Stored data
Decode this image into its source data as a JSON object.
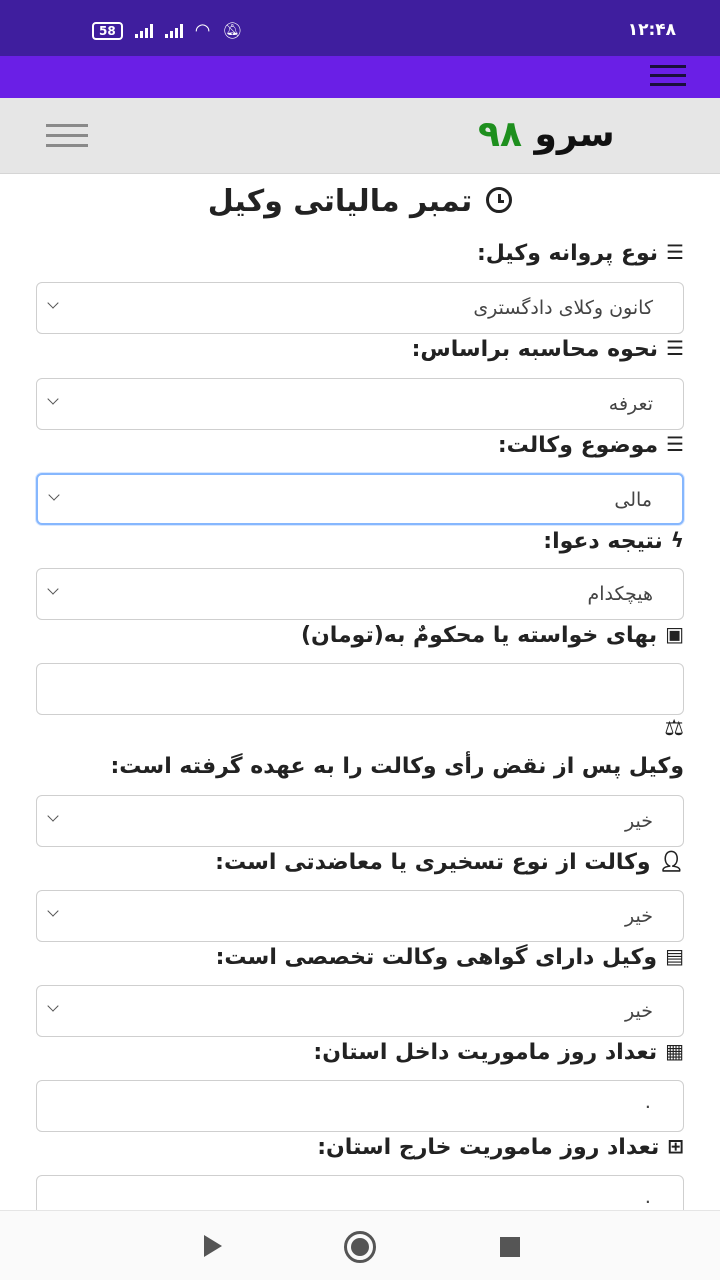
{
  "status_bar": {
    "time": "۱۲:۴۸",
    "battery": "58"
  },
  "header": {
    "brand_word": "سرو",
    "brand_number": "۹۸"
  },
  "page": {
    "title": "تمبر مالیاتی وکیل"
  },
  "form": {
    "license_type": {
      "label": "نوع پروانه وکیل:",
      "value": "کانون وکلای دادگستری"
    },
    "calc_method": {
      "label": "نحوه محاسبه براساس:",
      "value": "تعرفه"
    },
    "subject": {
      "label": "موضوع وکالت:",
      "value": "مالی"
    },
    "result": {
      "label": "نتیجه دعوا:",
      "value": "هیچکدام"
    },
    "claim_value": {
      "label": "بهای خواسته یا محکومٌ به(تومان)",
      "value": ""
    },
    "cassation": {
      "label": "وکیل پس از نقض رأی وکالت را به عهده گرفته است:",
      "value": "خیر"
    },
    "appointed": {
      "label": "وکالت از نوع تسخیری یا معاضدتی است:",
      "value": "خیر"
    },
    "specialist": {
      "label": "وکیل دارای گواهی وکالت تخصصی است:",
      "value": "خیر"
    },
    "days_inside": {
      "label": "تعداد روز ماموریت داخل استان:",
      "value": "۰"
    },
    "days_outside": {
      "label": "تعداد روز ماموریت خارج استان:",
      "value": "۰"
    }
  },
  "icons": {
    "list": "bars-icon",
    "bolt": "bolt-icon",
    "money": "money-icon",
    "scale": "balance-scale-icon",
    "user": "user-icon",
    "card": "id-card-icon",
    "calendar": "calendar-icon",
    "calendar_plus": "calendar-plus-icon"
  },
  "colors": {
    "status_bar": "#3f1e9e",
    "top_bar": "#6a1fe6",
    "brand_number": "#1e8f1e",
    "focus_border": "#86b7fe"
  }
}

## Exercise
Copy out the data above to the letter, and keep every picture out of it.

## Answer section
Decode this image into its source data as a JSON object.
{
  "status_bar": {
    "time": "۱۲:۴۸",
    "battery": "58"
  },
  "header": {
    "brand_word": "سرو",
    "brand_number": "۹۸"
  },
  "page": {
    "title": "تمبر مالیاتی وکیل"
  },
  "form": {
    "license_type": {
      "label": "نوع پروانه وکیل:",
      "value": "کانون وکلای دادگستری"
    },
    "calc_method": {
      "label": "نحوه محاسبه براساس:",
      "value": "تعرفه"
    },
    "subject": {
      "label": "موضوع وکالت:",
      "value": "مالی"
    },
    "result": {
      "label": "نتیجه دعوا:",
      "value": "هیچکدام"
    },
    "claim_value": {
      "label": "بهای خواسته یا محکومٌ به(تومان)",
      "value": ""
    },
    "cassation": {
      "label": "وکیل پس از نقض رأی وکالت را به عهده گرفته است:",
      "value": "خیر"
    },
    "appointed": {
      "label": "وکالت از نوع تسخیری یا معاضدتی است:",
      "value": "خیر"
    },
    "specialist": {
      "label": "وکیل دارای گواهی وکالت تخصصی است:",
      "value": "خیر"
    },
    "days_inside": {
      "label": "تعداد روز ماموریت داخل استان:",
      "value": "۰"
    },
    "days_outside": {
      "label": "تعداد روز ماموریت خارج استان:",
      "value": "۰"
    }
  },
  "icons": {
    "list": "bars-icon",
    "bolt": "bolt-icon",
    "money": "money-icon",
    "scale": "balance-scale-icon",
    "user": "user-icon",
    "card": "id-card-icon",
    "calendar": "calendar-icon",
    "calendar_plus": "calendar-plus-icon"
  },
  "colors": {
    "status_bar": "#3f1e9e",
    "top_bar": "#6a1fe6",
    "brand_number": "#1e8f1e",
    "focus_border": "#86b7fe"
  }
}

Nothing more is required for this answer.